A few customers left to go chain pickerel fishing, said Dennis from Hook House Bait & Tackle in Toms River. Mostly pickerel and some crappies will be angled now. A token largemouth bass, not many, was hooked. Shiners, killies, nightcrawlers and garden worms are stocked. So are bloodworms for brackish and saltwater. In the brackish Toms River, plenty of striped bass bit, mostly at night and at daybreak. A few were keepers. The fishing was slow during daytime. White perch fishing slowed in the river, probably because the stripers beat the perch to the hook. Winter flounder fishing began to improve in the river. Hook House, located on Route 37, also owns Go Fish Bait & Tackle on Fischer Boulevard in Toms River.

Chain pickerel, yellow perch and a few largemouth bass were grabbed from lakes, said Mike from Sportsman’s Outpost in Williamstown. Wilson Lake was one place reported to give up the pickerel and perch. Fish a Roostertail for the picks and a jig with a grub for the perch. Some of the bass were reported from Franklinville Lake. They jumped on a Whopper Plopper in the black Loon color.

Pickerel and crappies were hammered away in better weather lately, said Steve from Blackwater Sports Center in Vineland.

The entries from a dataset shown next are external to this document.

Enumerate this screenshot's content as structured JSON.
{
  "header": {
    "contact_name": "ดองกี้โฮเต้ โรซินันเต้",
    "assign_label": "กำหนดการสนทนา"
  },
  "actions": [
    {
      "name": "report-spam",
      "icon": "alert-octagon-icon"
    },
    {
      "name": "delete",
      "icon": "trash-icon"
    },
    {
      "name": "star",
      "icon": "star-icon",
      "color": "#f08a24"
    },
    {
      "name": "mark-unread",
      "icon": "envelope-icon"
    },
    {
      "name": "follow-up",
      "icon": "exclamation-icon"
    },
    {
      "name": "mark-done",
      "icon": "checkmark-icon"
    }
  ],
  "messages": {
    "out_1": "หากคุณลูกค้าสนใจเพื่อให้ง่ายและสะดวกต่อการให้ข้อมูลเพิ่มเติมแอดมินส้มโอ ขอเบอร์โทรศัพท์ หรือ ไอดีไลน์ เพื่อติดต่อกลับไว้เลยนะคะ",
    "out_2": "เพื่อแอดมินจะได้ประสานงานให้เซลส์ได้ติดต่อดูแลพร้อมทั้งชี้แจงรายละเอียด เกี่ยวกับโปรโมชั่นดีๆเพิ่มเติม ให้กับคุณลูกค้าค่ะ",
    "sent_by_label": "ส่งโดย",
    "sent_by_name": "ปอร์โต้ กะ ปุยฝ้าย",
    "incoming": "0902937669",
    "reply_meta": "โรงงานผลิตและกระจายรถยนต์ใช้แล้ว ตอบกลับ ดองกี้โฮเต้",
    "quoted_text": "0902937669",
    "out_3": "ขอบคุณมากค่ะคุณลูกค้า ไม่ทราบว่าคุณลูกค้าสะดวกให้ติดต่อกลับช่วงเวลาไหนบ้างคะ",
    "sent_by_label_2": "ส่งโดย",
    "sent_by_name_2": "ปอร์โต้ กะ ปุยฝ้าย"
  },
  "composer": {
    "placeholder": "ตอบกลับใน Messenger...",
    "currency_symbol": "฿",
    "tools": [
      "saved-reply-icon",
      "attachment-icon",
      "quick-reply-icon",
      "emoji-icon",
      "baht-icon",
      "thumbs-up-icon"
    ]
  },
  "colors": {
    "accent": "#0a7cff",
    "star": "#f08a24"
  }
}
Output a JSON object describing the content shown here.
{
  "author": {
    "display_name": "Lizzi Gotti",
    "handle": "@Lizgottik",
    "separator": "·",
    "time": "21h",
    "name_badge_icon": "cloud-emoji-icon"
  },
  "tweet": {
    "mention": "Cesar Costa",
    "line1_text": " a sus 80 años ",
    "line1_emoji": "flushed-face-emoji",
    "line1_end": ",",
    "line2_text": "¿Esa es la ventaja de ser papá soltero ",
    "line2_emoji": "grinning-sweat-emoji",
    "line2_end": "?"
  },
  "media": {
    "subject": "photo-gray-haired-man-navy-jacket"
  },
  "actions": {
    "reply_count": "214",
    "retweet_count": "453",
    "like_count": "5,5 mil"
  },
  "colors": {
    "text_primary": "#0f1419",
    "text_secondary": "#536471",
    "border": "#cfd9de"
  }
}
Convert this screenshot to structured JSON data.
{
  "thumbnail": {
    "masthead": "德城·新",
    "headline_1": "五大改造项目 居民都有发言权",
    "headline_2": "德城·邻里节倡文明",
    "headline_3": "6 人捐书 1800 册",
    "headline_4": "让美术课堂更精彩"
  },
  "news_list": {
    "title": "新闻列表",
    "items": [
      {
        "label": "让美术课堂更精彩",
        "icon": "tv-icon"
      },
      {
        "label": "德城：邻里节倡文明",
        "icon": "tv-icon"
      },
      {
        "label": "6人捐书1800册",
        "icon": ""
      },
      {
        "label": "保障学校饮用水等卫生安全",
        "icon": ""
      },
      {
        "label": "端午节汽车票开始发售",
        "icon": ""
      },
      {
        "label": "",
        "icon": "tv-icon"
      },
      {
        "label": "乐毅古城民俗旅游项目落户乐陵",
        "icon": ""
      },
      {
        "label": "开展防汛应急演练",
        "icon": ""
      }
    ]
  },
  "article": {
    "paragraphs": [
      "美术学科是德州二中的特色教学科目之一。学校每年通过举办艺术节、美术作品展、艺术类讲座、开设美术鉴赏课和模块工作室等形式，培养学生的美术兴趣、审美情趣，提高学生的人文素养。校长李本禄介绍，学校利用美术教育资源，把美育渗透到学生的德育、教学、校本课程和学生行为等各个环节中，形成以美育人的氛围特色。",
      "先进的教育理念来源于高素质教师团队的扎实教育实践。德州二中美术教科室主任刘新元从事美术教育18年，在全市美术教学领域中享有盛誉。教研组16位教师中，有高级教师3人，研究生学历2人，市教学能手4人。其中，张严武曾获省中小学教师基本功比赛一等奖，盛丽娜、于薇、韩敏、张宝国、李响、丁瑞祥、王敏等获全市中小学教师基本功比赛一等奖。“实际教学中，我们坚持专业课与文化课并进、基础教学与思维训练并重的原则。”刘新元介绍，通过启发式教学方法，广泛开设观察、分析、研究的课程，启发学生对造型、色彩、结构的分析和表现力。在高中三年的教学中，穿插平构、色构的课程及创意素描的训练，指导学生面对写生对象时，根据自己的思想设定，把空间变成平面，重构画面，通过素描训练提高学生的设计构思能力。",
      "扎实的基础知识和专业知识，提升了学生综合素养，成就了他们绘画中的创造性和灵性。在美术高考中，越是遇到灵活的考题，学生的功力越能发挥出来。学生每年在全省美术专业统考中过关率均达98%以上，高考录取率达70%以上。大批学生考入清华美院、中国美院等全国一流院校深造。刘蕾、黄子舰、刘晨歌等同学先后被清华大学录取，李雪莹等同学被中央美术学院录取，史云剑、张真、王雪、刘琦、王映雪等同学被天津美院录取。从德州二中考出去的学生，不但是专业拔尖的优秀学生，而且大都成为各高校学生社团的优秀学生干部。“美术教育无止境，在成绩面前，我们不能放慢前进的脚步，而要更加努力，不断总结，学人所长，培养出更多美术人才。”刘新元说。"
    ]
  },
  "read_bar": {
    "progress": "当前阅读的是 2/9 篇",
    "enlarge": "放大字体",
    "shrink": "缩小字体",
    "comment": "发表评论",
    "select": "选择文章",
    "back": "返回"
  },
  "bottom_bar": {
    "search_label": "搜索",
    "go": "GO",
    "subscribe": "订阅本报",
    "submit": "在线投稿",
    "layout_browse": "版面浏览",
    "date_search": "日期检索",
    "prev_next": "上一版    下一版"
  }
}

Malaga and Elmer lakes were some places where. Largemouth bass fishing was spotty at best in lakes. When a stretch of warmer days happened, a few began to be reported caught. When weather became cold again, the fishing dropped off. The bass were taken on jerk baits, spinner baits, drop-shots and Rat-L-Traps.